▶ **Work item**
Could you write out the records below exactly, without omitting a line?
****************************************
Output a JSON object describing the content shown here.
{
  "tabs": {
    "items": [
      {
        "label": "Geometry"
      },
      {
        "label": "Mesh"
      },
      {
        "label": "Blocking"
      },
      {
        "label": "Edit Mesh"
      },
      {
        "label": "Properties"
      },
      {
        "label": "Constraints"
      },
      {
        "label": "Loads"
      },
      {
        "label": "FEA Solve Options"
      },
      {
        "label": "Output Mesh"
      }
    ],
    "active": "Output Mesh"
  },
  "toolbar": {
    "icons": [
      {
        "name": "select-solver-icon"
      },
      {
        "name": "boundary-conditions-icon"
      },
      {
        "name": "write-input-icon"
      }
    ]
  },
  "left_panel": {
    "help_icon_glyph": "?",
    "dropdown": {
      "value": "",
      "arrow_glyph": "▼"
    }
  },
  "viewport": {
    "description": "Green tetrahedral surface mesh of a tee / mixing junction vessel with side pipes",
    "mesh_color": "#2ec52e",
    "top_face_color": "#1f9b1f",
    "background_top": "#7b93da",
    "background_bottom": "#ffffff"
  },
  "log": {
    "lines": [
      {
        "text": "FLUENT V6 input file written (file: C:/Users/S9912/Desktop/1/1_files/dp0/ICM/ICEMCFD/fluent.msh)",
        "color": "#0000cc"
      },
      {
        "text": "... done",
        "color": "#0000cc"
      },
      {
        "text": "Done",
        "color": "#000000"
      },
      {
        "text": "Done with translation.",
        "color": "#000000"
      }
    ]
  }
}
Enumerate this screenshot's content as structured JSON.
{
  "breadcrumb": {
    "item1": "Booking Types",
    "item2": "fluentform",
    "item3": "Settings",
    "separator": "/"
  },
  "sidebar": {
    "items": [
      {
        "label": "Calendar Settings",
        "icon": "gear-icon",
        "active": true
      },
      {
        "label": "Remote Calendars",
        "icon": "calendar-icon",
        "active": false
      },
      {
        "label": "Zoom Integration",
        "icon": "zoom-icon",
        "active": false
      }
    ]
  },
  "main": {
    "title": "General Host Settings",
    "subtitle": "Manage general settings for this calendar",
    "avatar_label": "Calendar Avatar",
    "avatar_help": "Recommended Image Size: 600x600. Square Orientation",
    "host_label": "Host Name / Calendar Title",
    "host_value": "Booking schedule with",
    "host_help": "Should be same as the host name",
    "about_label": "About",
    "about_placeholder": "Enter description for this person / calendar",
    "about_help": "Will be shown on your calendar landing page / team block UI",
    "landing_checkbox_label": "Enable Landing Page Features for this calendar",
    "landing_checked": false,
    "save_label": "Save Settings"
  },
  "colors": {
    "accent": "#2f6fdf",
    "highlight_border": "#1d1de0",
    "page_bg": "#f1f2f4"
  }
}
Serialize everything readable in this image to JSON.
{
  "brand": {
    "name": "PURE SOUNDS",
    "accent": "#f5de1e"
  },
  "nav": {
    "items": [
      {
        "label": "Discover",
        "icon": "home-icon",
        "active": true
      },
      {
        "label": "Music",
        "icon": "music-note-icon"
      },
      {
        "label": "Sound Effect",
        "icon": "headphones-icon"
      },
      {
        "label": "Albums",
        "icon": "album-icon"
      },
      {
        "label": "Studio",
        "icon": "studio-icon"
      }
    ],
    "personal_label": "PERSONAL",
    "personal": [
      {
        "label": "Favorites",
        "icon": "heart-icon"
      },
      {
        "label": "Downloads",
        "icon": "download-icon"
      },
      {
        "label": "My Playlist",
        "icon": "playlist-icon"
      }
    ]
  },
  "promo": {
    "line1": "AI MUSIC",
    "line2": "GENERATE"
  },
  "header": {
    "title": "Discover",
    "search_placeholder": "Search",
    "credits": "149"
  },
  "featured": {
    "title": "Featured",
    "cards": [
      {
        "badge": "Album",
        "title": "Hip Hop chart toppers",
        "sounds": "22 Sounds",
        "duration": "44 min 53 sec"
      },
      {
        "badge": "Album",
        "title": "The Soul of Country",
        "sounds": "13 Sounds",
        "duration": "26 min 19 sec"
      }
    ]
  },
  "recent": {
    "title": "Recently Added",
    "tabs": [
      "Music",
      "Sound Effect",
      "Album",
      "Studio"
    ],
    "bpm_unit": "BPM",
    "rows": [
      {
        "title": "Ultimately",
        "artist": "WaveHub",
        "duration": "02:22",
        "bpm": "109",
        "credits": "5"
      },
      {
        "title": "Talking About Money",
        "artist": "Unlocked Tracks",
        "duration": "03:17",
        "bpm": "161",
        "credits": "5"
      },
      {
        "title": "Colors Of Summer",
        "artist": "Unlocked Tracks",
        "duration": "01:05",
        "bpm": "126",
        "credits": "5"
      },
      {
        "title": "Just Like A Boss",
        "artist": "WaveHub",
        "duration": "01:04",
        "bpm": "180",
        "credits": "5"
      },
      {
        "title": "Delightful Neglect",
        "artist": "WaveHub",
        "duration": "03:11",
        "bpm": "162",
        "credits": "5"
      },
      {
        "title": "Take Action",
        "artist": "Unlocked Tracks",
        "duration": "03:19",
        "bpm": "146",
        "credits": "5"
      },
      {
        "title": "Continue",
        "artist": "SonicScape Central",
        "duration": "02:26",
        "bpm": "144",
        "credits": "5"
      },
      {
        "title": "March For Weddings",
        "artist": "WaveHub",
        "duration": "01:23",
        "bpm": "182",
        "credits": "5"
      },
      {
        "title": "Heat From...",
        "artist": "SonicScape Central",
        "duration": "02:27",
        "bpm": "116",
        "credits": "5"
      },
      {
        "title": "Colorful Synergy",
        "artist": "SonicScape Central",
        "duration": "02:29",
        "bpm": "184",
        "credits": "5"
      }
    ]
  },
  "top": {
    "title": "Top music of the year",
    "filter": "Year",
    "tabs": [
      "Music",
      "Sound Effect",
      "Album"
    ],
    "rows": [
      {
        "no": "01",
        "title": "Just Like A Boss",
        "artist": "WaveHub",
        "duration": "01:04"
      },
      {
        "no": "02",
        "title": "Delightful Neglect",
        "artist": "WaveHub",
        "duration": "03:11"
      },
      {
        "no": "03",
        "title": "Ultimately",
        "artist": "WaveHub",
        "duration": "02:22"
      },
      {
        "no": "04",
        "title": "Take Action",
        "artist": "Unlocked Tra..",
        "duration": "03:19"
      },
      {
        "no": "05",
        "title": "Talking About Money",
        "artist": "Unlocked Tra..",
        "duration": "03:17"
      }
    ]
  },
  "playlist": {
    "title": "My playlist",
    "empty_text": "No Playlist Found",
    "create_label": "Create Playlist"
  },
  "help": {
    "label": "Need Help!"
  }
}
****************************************
▶ **Written solution**
Output a JSON object describing the content shown here.
{
  "tabs": {
    "items": [
      {
        "label": "Geometry"
      },
      {
        "label": "Mesh"
      },
      {
        "label": "Blocking"
      },
      {
        "label": "Edit Mesh"
      },
      {
        "label": "Properties"
      },
      {
        "label": "Constraints"
      },
      {
        "label": "Loads"
      },
      {
        "label": "FEA Solve Options"
      },
      {
        "label": "Output Mesh"
      }
    ],
    "active": "Output Mesh"
  },
  "toolbar": {
    "icons": [
      {
        "name": "select-solver-icon"
      },
      {
        "name": "boundary-conditions-icon"
      },
      {
        "name": "write-input-icon"
      }
    ]
  },
  "left_panel": {
    "help_icon_glyph": "?",
    "dropdown": {
      "value": "",
      "arrow_glyph": "▼"
    }
  },
  "viewport": {
    "description": "Green tetrahedral surface mesh of a tee / mixing junction vessel with side pipes",
    "mesh_color": "#2ec52e",
    "top_face_color": "#1f9b1f",
    "background_top": "#7b93da",
    "background_bottom": "#ffffff"
  },
  "log": {
    "lines": [
      {
        "text": "FLUENT V6 input file written (file: C:/Users/S9912/Desktop/1/1_files/dp0/ICM/ICEMCFD/fluent.msh)",
        "color": "#0000cc"
      },
      {
        "text": "... done",
        "color": "#0000cc"
      },
      {
        "text": "Done",
        "color": "#000000"
      },
      {
        "text": "Done with translation.",
        "color": "#000000"
      }
    ]
  }
}
Enumerate this screenshot's content as structured JSON.
{
  "breadcrumb": {
    "item1": "Booking Types",
    "item2": "fluentform",
    "item3": "Settings",
    "separator": "/"
  },
  "sidebar": {
    "items": [
      {
        "label": "Calendar Settings",
        "icon": "gear-icon",
        "active": true
      },
      {
        "label": "Remote Calendars",
        "icon": "calendar-icon",
        "active": false
      },
      {
        "label": "Zoom Integration",
        "icon": "zoom-icon",
        "active": false
      }
    ]
  },
  "main": {
    "title": "General Host Settings",
    "subtitle": "Manage general settings for this calendar",
    "avatar_label": "Calendar Avatar",
    "avatar_help": "Recommended Image Size: 600x600. Square Orientation",
    "host_label": "Host Name / Calendar Title",
    "host_value": "Booking schedule with",
    "host_help": "Should be same as the host name",
    "about_label": "About",
    "about_placeholder": "Enter description for this person / calendar",
    "about_help": "Will be shown on your calendar landing page / team block UI",
    "landing_checkbox_label": "Enable Landing Page Features for this calendar",
    "landing_checked": false,
    "save_label": "Save Settings"
  },
  "colors": {
    "accent": "#2f6fdf",
    "highlight_border": "#1d1de0",
    "page_bg": "#f1f2f4"
  }
}
Serialize everything readable in this image to JSON.
{
  "brand": {
    "name": "PURE SOUNDS",
    "accent": "#f5de1e"
  },
  "nav": {
    "items": [
      {
        "label": "Discover",
        "icon": "home-icon",
        "active": true
      },
      {
        "label": "Music",
        "icon": "music-note-icon"
      },
      {
        "label": "Sound Effect",
        "icon": "headphones-icon"
      },
      {
        "label": "Albums",
        "icon": "album-icon"
      },
      {
        "label": "Studio",
        "icon": "studio-icon"
      }
    ],
    "personal_label": "PERSONAL",
    "personal": [
      {
        "label": "Favorites",
        "icon": "heart-icon"
      },
      {
        "label": "Downloads",
        "icon": "download-icon"
      },
      {
        "label": "My Playlist",
        "icon": "playlist-icon"
      }
    ]
  },
  "promo": {
    "line1": "AI MUSIC",
    "line2": "GENERATE"
  },
  "header": {
    "title": "Discover",
    "search_placeholder": "Search",
    "credits": "149"
  },
  "featured": {
    "title": "Featured",
    "cards": [
      {
        "badge": "Album",
        "title": "Hip Hop chart toppers",
        "sounds": "22 Sounds",
        "duration": "44 min 53 sec"
      },
      {
        "badge": "Album",
        "title": "The Soul of Country",
        "sounds": "13 Sounds",
        "duration": "26 min 19 sec"
      }
    ]
  },
  "recent": {
    "title": "Recently Added",
    "tabs": [
      "Music",
      "Sound Effect",
      "Album",
      "Studio"
    ],
    "bpm_unit": "BPM",
    "rows": [
      {
        "title": "Ultimately",
        "artist": "WaveHub",
        "duration": "02:22",
        "bpm": "109",
        "credits": "5"
      },
      {
        "title": "Talking About Money",
        "artist": "Unlocked Tracks",
        "duration": "03:17",
        "bpm": "161",
        "credits": "5"
      },
      {
        "title": "Colors Of Summer",
        "artist": "Unlocked Tracks",
        "duration": "01:05",
        "bpm": "126",
        "credits": "5"
      },
      {
        "title": "Just Like A Boss",
        "artist": "WaveHub",
        "duration": "01:04",
        "bpm": "180",
        "credits": "5"
      },
      {
        "title": "Delightful Neglect",
        "artist": "WaveHub",
        "duration": "03:11",
        "bpm": "162",
        "credits": "5"
      },
      {
        "title": "Take Action",
        "artist": "Unlocked Tracks",
        "duration": "03:19",
        "bpm": "146",
        "credits": "5"
      },
      {
        "title": "Continue",
        "artist": "SonicScape Central",
        "duration": "02:26",
        "bpm": "144",
        "credits": "5"
      },
      {
        "title": "March For Weddings",
        "artist": "WaveHub",
        "duration": "01:23",
        "bpm": "182",
        "credits": "5"
      },
      {
        "title": "Heat From...",
        "artist": "SonicScape Central",
        "duration": "02:27",
        "bpm": "116",
        "credits": "5"
      },
      {
        "title": "Colorful Synergy",
        "artist": "SonicScape Central",
        "duration": "02:29",
        "bpm": "184",
        "credits": "5"
      }
    ]
  },
  "top": {
    "title": "Top music of the year",
    "filter": "Year",
    "tabs": [
      "Music",
      "Sound Effect",
      "Album"
    ],
    "rows": [
      {
        "no": "01",
        "title": "Just Like A Boss",
        "artist": "WaveHub",
        "duration": "01:04"
      },
      {
        "no": "02",
        "title": "Delightful Neglect",
        "artist": "WaveHub",
        "duration": "03:11"
      },
      {
        "no": "03",
        "title": "Ultimately",
        "artist": "WaveHub",
        "duration": "02:22"
      },
      {
        "no": "04",
        "title": "Take Action",
        "artist": "Unlocked Tra..",
        "duration": "03:19"
      },
      {
        "no": "05",
        "title": "Talking About Money",
        "artist": "Unlocked Tra..",
        "duration": "03:17"
      }
    ]
  },
  "playlist": {
    "title": "My playlist",
    "empty_text": "No Playlist Found",
    "create_label": "Create Playlist"
  },
  "help": {
    "label": "Need Help!"
  }
}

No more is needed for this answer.